━━ Information given
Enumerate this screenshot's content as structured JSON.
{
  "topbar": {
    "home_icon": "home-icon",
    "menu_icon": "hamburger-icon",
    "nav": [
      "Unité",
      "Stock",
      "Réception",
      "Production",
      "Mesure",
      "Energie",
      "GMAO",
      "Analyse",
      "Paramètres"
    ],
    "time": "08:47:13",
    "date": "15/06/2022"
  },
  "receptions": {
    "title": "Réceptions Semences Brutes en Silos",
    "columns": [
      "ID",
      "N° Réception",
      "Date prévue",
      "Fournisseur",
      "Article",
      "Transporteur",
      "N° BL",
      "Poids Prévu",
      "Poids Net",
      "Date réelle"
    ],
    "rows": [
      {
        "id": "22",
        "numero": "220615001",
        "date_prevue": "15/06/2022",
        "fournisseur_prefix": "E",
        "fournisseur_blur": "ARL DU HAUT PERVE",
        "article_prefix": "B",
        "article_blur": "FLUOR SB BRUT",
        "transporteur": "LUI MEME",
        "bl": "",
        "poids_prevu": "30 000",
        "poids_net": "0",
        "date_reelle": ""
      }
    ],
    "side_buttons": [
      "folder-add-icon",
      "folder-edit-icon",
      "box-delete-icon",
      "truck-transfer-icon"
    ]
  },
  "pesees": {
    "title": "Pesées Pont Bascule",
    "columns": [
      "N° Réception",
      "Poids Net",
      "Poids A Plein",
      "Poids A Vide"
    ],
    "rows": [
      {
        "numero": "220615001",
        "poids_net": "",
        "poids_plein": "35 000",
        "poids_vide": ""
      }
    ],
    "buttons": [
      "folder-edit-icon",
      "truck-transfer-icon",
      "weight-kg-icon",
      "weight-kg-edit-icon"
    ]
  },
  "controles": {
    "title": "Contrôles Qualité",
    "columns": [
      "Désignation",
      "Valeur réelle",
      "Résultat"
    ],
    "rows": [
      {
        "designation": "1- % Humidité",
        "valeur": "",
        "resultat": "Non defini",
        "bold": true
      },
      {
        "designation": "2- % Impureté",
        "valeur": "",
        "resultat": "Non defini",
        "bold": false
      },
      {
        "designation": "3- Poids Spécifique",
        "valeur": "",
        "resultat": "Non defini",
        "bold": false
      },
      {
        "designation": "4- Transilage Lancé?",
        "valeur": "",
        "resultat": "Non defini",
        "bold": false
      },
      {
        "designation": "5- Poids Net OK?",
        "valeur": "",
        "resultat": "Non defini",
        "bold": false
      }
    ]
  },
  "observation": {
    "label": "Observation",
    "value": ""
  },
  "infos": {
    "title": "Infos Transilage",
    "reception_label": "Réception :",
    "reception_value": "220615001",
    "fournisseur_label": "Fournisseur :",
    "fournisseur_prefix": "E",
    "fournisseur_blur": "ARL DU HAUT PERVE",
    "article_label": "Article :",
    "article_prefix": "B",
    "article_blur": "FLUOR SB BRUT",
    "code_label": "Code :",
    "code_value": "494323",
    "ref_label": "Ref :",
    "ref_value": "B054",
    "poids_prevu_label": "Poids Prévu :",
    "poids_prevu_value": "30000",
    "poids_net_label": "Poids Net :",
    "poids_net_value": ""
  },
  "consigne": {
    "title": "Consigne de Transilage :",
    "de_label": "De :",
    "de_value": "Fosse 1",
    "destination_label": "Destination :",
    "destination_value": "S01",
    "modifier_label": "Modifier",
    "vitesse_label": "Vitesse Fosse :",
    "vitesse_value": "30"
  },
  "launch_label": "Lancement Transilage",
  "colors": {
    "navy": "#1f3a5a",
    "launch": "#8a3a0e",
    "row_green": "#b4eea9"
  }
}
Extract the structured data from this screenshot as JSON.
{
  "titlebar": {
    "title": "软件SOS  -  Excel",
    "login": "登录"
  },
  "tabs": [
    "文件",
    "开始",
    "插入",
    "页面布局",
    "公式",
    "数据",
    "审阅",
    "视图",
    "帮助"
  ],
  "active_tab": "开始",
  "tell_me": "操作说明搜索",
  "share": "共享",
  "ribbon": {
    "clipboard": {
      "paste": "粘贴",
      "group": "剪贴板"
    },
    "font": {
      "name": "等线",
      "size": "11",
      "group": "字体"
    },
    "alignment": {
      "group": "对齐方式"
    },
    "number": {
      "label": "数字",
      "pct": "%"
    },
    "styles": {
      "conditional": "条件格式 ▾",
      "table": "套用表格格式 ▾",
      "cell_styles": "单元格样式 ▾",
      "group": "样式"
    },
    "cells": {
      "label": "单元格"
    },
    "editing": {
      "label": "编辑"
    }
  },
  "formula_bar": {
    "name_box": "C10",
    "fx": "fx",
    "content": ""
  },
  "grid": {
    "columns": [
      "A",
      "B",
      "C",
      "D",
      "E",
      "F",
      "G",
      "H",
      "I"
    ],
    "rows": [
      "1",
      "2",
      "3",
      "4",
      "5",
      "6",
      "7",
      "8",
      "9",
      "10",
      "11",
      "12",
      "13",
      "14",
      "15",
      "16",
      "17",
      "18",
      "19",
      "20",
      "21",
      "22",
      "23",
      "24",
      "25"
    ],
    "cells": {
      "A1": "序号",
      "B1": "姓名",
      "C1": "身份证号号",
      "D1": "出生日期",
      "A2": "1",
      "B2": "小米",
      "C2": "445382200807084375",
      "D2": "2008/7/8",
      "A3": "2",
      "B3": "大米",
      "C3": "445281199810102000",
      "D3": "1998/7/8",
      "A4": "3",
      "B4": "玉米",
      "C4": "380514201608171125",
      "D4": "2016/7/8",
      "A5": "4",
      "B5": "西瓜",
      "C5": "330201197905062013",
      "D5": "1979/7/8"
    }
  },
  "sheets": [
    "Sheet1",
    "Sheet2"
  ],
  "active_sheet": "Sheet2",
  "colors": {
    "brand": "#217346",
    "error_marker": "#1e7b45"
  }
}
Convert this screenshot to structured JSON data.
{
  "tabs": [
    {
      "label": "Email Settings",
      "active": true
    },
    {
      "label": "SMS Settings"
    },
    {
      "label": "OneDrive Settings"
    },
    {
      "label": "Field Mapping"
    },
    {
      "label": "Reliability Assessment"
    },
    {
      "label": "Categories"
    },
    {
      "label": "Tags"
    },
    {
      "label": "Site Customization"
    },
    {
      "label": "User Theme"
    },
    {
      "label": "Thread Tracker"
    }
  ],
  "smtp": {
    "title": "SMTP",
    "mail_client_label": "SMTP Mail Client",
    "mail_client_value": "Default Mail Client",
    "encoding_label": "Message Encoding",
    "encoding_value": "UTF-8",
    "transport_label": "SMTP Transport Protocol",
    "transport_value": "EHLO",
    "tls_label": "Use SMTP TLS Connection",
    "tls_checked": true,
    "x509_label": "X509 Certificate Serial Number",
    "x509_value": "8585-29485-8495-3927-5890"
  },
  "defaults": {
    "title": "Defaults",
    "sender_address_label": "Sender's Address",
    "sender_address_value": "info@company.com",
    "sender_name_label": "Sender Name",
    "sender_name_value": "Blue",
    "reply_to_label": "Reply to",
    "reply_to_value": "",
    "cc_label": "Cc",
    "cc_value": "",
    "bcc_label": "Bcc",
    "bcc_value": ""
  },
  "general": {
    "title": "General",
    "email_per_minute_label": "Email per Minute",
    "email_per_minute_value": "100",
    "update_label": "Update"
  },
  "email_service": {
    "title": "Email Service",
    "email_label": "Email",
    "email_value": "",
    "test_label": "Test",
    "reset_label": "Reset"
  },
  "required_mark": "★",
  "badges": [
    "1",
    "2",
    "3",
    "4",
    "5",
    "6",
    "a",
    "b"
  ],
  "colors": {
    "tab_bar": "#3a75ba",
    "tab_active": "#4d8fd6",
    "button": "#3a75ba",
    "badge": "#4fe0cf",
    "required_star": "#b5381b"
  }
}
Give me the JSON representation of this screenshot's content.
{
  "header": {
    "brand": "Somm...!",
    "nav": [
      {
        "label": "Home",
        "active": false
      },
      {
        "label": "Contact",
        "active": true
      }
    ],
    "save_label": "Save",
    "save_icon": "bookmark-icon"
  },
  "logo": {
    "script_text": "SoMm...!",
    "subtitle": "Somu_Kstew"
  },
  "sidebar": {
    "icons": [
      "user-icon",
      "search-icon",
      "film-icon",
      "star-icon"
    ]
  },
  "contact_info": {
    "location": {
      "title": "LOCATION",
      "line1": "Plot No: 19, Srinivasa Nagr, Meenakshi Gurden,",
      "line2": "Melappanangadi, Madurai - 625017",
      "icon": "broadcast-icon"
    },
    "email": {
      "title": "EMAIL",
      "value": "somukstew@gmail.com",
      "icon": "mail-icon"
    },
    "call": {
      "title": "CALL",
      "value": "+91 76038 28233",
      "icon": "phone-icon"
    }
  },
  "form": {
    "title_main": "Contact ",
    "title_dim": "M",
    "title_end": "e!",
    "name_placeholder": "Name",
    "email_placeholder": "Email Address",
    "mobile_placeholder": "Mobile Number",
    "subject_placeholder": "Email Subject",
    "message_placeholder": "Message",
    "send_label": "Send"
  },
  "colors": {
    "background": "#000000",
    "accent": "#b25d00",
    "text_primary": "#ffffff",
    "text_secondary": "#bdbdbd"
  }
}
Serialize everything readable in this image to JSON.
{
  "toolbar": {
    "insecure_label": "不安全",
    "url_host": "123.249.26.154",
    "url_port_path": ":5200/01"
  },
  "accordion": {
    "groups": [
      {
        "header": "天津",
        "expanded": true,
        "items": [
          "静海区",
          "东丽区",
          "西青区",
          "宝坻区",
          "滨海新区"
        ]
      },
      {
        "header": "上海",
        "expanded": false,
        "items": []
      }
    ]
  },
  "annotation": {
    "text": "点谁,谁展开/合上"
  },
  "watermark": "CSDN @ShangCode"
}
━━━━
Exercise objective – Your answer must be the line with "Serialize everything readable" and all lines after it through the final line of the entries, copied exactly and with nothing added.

Answer to this problem –
Serialize everything readable in this image to JSON.
{
  "toolbar": {
    "insecure_label": "不安全",
    "url_host": "123.249.26.154",
    "url_port_path": ":5200/01"
  },
  "accordion": {
    "groups": [
      {
        "header": "天津",
        "expanded": true,
        "items": [
          "静海区",
          "东丽区",
          "西青区",
          "宝坻区",
          "滨海新区"
        ]
      },
      {
        "header": "上海",
        "expanded": false,
        "items": []
      }
    ]
  },
  "annotation": {
    "text": "点谁,谁展开/合上"
  },
  "watermark": "CSDN @ShangCode"
}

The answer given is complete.